Ruth Williams holds the Charles Lee Powell Chair in Mathematics I at the University of California, San Diego (UCSD). She is a mathematician who works in probability theory, especially on stochastic processes and their applications. She is particularly known for her foundational work on reflecting diffusion processes in domains with corners, for co-development with Maury Bramson of a systematic approach to proving heavy traffic limit theorems for multiclass queueing networks, and for the development of fluid and diffusion approximations for the analysis and control of more general stochastic networks, including those described by measure-valued processes. Her current research includes the study of stochastic models of complex networks, for example, those arising in Internet congestion control and systems biology.
Williams studied mathematics at the University of Melbourne where she earned her Bachelor of Science (Honours) and Master of Science degrees. She then studied at Stanford University where she earned her Ph.D. degree in Mathematics. She had a postdoc at the Courant Institute of Mathematical Sciences in New York before taking up a position as an Assistant Professor at the University of California, San Diego (UCSD). She has remained at UCSD during her career, where she is now a Distinguished Professor of Mathematics.

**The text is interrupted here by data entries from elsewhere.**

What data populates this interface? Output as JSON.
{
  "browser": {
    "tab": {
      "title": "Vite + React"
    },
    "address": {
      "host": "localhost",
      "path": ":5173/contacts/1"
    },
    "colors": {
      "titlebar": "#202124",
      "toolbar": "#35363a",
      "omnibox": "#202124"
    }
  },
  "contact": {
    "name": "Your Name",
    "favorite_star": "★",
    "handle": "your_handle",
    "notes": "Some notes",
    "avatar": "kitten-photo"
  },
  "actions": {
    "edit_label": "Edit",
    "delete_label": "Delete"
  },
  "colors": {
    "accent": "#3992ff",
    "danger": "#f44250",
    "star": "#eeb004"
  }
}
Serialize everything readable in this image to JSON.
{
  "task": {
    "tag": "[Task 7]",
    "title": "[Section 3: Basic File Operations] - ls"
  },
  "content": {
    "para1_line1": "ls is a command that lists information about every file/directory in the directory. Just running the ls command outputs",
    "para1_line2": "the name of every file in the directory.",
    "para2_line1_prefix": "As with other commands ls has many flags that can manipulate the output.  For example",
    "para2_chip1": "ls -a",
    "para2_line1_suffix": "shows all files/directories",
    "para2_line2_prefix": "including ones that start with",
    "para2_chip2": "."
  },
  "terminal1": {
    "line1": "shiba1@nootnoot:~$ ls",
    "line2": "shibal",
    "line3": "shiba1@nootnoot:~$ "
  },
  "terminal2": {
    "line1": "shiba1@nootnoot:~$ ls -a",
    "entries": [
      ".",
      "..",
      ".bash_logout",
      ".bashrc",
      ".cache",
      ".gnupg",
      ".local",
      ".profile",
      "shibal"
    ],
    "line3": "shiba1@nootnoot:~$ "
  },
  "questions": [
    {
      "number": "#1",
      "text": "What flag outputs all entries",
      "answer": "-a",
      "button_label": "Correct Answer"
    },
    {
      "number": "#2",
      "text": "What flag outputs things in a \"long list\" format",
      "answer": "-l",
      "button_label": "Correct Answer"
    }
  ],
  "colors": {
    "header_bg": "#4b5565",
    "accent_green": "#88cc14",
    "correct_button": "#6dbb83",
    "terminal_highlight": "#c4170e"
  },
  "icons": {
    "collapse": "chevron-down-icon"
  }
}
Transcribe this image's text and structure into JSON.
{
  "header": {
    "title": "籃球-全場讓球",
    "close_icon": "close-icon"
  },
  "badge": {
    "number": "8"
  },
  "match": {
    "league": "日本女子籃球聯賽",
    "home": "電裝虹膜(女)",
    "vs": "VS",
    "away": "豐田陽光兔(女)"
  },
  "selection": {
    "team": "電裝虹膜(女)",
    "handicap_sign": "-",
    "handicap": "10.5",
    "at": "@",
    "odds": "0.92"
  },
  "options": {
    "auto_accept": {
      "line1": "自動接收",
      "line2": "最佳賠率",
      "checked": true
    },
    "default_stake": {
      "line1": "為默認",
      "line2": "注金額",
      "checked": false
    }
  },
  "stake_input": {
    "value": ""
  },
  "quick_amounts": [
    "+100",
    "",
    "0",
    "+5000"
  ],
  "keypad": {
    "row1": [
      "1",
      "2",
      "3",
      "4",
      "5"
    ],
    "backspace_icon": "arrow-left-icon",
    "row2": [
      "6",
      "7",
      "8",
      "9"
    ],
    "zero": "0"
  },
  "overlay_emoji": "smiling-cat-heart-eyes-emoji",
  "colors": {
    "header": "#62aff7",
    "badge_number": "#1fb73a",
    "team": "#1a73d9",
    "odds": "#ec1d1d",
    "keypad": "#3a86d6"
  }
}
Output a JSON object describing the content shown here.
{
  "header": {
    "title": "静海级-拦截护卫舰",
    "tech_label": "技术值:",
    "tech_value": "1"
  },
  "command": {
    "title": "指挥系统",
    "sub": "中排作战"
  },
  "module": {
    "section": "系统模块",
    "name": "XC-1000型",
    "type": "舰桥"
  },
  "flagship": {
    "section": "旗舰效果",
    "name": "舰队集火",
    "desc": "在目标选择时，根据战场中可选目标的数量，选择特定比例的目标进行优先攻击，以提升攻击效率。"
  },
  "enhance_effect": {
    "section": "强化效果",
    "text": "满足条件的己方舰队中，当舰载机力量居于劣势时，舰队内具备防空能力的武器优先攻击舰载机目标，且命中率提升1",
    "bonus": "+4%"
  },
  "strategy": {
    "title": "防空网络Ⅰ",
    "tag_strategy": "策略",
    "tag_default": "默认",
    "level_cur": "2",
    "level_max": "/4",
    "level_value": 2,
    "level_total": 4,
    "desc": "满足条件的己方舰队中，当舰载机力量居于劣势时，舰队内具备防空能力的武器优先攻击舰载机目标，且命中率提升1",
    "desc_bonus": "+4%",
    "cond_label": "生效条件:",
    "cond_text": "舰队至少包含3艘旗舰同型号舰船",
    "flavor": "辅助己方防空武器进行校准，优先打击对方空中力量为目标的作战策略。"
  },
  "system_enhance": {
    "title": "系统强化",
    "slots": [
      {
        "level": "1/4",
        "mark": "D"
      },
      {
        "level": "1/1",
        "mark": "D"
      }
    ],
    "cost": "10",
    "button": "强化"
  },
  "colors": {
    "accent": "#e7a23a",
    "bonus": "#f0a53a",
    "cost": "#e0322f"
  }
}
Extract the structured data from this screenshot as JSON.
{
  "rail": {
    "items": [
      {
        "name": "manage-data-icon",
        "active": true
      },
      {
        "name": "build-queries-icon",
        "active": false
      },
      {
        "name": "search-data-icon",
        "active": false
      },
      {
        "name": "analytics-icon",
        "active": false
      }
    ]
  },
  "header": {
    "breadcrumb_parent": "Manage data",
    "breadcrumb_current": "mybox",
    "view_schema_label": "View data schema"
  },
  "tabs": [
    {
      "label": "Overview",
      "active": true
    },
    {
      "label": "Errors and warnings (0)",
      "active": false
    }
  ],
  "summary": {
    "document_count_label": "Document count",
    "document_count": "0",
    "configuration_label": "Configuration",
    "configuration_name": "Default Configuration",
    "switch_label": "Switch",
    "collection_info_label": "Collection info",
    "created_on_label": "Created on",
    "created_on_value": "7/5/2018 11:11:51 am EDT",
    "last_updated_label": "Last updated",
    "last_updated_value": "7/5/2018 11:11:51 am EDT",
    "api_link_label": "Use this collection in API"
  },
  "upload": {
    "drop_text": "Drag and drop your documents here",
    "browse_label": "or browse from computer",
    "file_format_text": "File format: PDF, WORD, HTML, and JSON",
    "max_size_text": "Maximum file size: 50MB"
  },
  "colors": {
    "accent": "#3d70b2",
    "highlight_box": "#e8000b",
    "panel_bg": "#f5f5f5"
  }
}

Ruth Williams is an Elected Member of the US National Academy of Sciences, an Elected Fellow of the American Academy of Arts and Sciences, an inaugural Fellow of the American Mathematical Society, a Fellow of the Institute for Operations Research and the Management Sciences, a Fellow of the American Association for the Advancement of Sciences, and a Fellow of the Institute of Mathematical Statistics. She is also a Fellow of St. Hilda's College at the University of Melbourne, and received an honorary Doctor of Science degree from La Trobe University in Australia. Williams has been a Guggenheim Fellow, an Alfred P. Sloan Fellow and a National Science Foundation Presidential Young Investigator. She delivered a 45-minute invited address at the International Congress of Mathematicians in 1998. In 2007, Williams received the Best Publication Award of the INFORMS Applied Probability Society, jointly with Amber Puha and H. Christian Gromoll. In 2012, Williams served as President of the Institute of Mathematical Statistics, a major international professional society for the development and dissemination of the theory and applications of probability and statistics. In 2016, Williams was awarded the John von Neumann Theory Prize by the Institute for Operations Research and the Management Sciences, jointly with Martin I. Reiman. At the annual INFORMS meeting in 2017, she was awarded the 2017 Award for the Advancement of Women in Operations Research and the Management Sciences.